* EXERCISE AIM *
What is needed is an exact copy of all the data.

* DATA SUPPLIED *

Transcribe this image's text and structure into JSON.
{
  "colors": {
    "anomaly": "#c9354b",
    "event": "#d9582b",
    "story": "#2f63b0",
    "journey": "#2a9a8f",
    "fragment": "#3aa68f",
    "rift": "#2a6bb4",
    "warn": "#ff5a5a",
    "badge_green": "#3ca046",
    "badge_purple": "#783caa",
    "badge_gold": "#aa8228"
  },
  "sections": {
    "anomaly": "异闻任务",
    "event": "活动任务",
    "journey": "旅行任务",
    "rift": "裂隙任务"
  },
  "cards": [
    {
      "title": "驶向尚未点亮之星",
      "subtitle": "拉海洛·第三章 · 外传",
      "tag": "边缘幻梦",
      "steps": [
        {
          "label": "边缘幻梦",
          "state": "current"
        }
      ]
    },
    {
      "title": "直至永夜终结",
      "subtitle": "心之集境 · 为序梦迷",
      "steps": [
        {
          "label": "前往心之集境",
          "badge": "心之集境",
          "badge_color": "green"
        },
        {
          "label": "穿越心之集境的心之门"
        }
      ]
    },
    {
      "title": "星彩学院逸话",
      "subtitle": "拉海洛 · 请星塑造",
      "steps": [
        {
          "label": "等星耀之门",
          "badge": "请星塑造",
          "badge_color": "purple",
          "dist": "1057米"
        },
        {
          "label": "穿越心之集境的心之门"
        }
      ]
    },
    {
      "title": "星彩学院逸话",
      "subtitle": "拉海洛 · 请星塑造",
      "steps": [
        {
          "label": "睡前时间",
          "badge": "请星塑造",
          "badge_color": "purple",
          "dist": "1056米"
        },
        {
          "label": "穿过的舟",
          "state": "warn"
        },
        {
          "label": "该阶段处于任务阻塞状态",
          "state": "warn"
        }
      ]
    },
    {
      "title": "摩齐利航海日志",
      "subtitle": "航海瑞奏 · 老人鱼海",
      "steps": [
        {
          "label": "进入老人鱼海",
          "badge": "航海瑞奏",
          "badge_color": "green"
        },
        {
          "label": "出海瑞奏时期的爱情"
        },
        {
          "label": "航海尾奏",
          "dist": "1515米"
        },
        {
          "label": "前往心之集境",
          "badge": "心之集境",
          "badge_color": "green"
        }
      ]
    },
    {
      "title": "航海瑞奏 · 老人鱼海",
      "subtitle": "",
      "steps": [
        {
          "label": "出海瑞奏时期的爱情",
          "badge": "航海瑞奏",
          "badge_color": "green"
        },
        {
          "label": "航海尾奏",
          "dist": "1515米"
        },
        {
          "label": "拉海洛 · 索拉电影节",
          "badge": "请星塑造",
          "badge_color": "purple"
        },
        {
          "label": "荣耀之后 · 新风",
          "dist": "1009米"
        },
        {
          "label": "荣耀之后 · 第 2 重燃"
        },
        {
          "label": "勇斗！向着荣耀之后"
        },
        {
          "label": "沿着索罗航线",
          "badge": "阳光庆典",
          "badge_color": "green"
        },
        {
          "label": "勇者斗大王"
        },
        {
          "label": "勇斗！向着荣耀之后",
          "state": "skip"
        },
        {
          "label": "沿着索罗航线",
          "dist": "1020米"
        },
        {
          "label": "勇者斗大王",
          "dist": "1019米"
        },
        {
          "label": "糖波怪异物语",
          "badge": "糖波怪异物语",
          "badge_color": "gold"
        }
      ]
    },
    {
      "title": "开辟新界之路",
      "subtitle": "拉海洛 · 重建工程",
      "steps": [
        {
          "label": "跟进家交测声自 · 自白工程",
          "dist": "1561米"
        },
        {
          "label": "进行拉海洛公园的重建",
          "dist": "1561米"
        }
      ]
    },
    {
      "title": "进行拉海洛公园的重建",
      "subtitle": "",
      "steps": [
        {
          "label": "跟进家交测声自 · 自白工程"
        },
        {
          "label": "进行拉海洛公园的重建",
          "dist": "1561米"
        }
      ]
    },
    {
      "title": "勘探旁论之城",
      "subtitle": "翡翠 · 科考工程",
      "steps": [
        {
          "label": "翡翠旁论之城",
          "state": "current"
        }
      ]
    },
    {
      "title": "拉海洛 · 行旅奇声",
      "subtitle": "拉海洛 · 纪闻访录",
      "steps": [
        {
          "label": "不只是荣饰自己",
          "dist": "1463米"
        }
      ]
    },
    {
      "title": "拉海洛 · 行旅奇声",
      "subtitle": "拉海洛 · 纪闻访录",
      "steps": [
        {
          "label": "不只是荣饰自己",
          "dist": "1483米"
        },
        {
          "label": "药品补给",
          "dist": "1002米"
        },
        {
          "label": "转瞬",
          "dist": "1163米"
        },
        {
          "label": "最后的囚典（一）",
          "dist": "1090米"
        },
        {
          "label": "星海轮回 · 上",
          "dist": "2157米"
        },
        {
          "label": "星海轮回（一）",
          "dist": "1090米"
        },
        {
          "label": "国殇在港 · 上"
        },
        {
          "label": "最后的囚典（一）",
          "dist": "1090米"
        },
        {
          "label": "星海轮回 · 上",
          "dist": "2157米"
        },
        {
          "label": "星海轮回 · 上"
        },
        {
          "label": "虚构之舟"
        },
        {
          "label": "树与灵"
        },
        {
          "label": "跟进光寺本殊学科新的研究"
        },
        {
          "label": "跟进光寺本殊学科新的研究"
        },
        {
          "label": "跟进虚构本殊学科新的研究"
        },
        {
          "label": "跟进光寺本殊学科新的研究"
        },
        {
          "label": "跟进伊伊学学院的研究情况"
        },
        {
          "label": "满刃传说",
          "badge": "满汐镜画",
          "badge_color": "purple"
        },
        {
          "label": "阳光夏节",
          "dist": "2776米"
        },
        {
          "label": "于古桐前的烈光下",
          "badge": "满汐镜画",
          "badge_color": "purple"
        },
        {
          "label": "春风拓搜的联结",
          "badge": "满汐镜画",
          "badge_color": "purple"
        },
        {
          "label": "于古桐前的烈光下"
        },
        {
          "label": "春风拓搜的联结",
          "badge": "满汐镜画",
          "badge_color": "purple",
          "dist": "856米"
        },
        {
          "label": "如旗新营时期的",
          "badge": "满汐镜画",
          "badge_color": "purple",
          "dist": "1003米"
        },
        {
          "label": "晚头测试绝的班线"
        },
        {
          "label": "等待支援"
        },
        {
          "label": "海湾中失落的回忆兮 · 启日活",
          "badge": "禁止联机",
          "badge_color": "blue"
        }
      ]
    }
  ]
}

* SOLUTION TO THE PROBLEM *
Transcribe this image's text and structure into JSON.
{
  "colors": {
    "anomaly": "#c9354b",
    "event": "#d9582b",
    "story": "#2f63b0",
    "journey": "#2a9a8f",
    "fragment": "#3aa68f",
    "rift": "#2a6bb4",
    "warn": "#ff5a5a",
    "badge_green": "#3ca046",
    "badge_purple": "#783caa",
    "badge_gold": "#aa8228"
  },
  "sections": {
    "anomaly": "异闻任务",
    "event": "活动任务",
    "journey": "旅行任务",
    "rift": "裂隙任务"
  },
  "cards": [
    {
      "title": "驶向尚未点亮之星",
      "subtitle": "拉海洛·第三章 · 外传",
      "tag": "边缘幻梦",
      "steps": [
        {
          "label": "边缘幻梦",
          "state": "current"
        }
      ]
    },
    {
      "title": "直至永夜终结",
      "subtitle": "心之集境 · 为序梦迷",
      "steps": [
        {
          "label": "前往心之集境",
          "badge": "心之集境",
          "badge_color": "green"
        },
        {
          "label": "穿越心之集境的心之门"
        }
      ]
    },
    {
      "title": "星彩学院逸话",
      "subtitle": "拉海洛 · 请星塑造",
      "steps": [
        {
          "label": "等星耀之门",
          "badge": "请星塑造",
          "badge_color": "purple",
          "dist": "1057米"
        },
        {
          "label": "穿越心之集境的心之门"
        }
      ]
    },
    {
      "title": "星彩学院逸话",
      "subtitle": "拉海洛 · 请星塑造",
      "steps": [
        {
          "label": "睡前时间",
          "badge": "请星塑造",
          "badge_color": "purple",
          "dist": "1056米"
        },
        {
          "label": "穿过的舟",
          "state": "warn"
        },
        {
          "label": "该阶段处于任务阻塞状态",
          "state": "warn"
        }
      ]
    },
    {
      "title": "摩齐利航海日志",
      "subtitle": "航海瑞奏 · 老人鱼海",
      "steps": [
        {
          "label": "进入老人鱼海",
          "badge": "航海瑞奏",
          "badge_color": "green"
        },
        {
          "label": "出海瑞奏时期的爱情"
        },
        {
          "label": "航海尾奏",
          "dist": "1515米"
        },
        {
          "label": "前往心之集境",
          "badge": "心之集境",
          "badge_color": "green"
        }
      ]
    },
    {
      "title": "航海瑞奏 · 老人鱼海",
      "subtitle": "",
      "steps": [
        {
          "label": "出海瑞奏时期的爱情",
          "badge": "航海瑞奏",
          "badge_color": "green"
        },
        {
          "label": "航海尾奏",
          "dist": "1515米"
        },
        {
          "label": "拉海洛 · 索拉电影节",
          "badge": "请星塑造",
          "badge_color": "purple"
        },
        {
          "label": "荣耀之后 · 新风",
          "dist": "1009米"
        },
        {
          "label": "荣耀之后 · 第 2 重燃"
        },
        {
          "label": "勇斗！向着荣耀之后"
        },
        {
          "label": "沿着索罗航线",
          "badge": "阳光庆典",
          "badge_color": "green"
        },
        {
          "label": "勇者斗大王"
        },
        {
          "label": "勇斗！向着荣耀之后",
          "state": "skip"
        },
        {
          "label": "沿着索罗航线",
          "dist": "1020米"
        },
        {
          "label": "勇者斗大王",
          "dist": "1019米"
        },
        {
          "label": "糖波怪异物语",
          "badge": "糖波怪异物语",
          "badge_color": "gold"
        }
      ]
    },
    {
      "title": "开辟新界之路",
      "subtitle": "拉海洛 · 重建工程",
      "steps": [
        {
          "label": "跟进家交测声自 · 自白工程",
          "dist": "1561米"
        },
        {
          "label": "进行拉海洛公园的重建",
          "dist": "1561米"
        }
      ]
    },
    {
      "title": "进行拉海洛公园的重建",
      "subtitle": "",
      "steps": [
        {
          "label": "跟进家交测声自 · 自白工程"
        },
        {
          "label": "进行拉海洛公园的重建",
          "dist": "1561米"
        }
      ]
    },
    {
      "title": "勘探旁论之城",
      "subtitle": "翡翠 · 科考工程",
      "steps": [
        {
          "label": "翡翠旁论之城",
          "state": "current"
        }
      ]
    },
    {
      "title": "拉海洛 · 行旅奇声",
      "subtitle": "拉海洛 · 纪闻访录",
      "steps": [
        {
          "label": "不只是荣饰自己",
          "dist": "1463米"
        }
      ]
    },
    {
      "title": "拉海洛 · 行旅奇声",
      "subtitle": "拉海洛 · 纪闻访录",
      "steps": [
        {
          "label": "不只是荣饰自己",
          "dist": "1483米"
        },
        {
          "label": "药品补给",
          "dist": "1002米"
        },
        {
          "label": "转瞬",
          "dist": "1163米"
        },
        {
          "label": "最后的囚典（一）",
          "dist": "1090米"
        },
        {
          "label": "星海轮回 · 上",
          "dist": "2157米"
        },
        {
          "label": "星海轮回（一）",
          "dist": "1090米"
        },
        {
          "label": "国殇在港 · 上"
        },
        {
          "label": "最后的囚典（一）",
          "dist": "1090米"
        },
        {
          "label": "星海轮回 · 上",
          "dist": "2157米"
        },
        {
          "label": "星海轮回 · 上"
        },
        {
          "label": "虚构之舟"
        },
        {
          "label": "树与灵"
        },
        {
          "label": "跟进光寺本殊学科新的研究"
        },
        {
          "label": "跟进光寺本殊学科新的研究"
        },
        {
          "label": "跟进虚构本殊学科新的研究"
        },
        {
          "label": "跟进光寺本殊学科新的研究"
        },
        {
          "label": "跟进伊伊学学院的研究情况"
        },
        {
          "label": "满刃传说",
          "badge": "满汐镜画",
          "badge_color": "purple"
        },
        {
          "label": "阳光夏节",
          "dist": "2776米"
        },
        {
          "label": "于古桐前的烈光下",
          "badge": "满汐镜画",
          "badge_color": "purple"
        },
        {
          "label": "春风拓搜的联结",
          "badge": "满汐镜画",
          "badge_color": "purple"
        },
        {
          "label": "于古桐前的烈光下"
        },
        {
          "label": "春风拓搜的联结",
          "badge": "满汐镜画",
          "badge_color": "purple",
          "dist": "856米"
        },
        {
          "label": "如旗新营时期的",
          "badge": "满汐镜画",
          "badge_color": "purple",
          "dist": "1003米"
        },
        {
          "label": "晚头测试绝的班线"
        },
        {
          "label": "等待支援"
        },
        {
          "label": "海湾中失落的回忆兮 · 启日活",
          "badge": "禁止联机",
          "badge_color": "blue"
        }
      ]
    }
  ]
}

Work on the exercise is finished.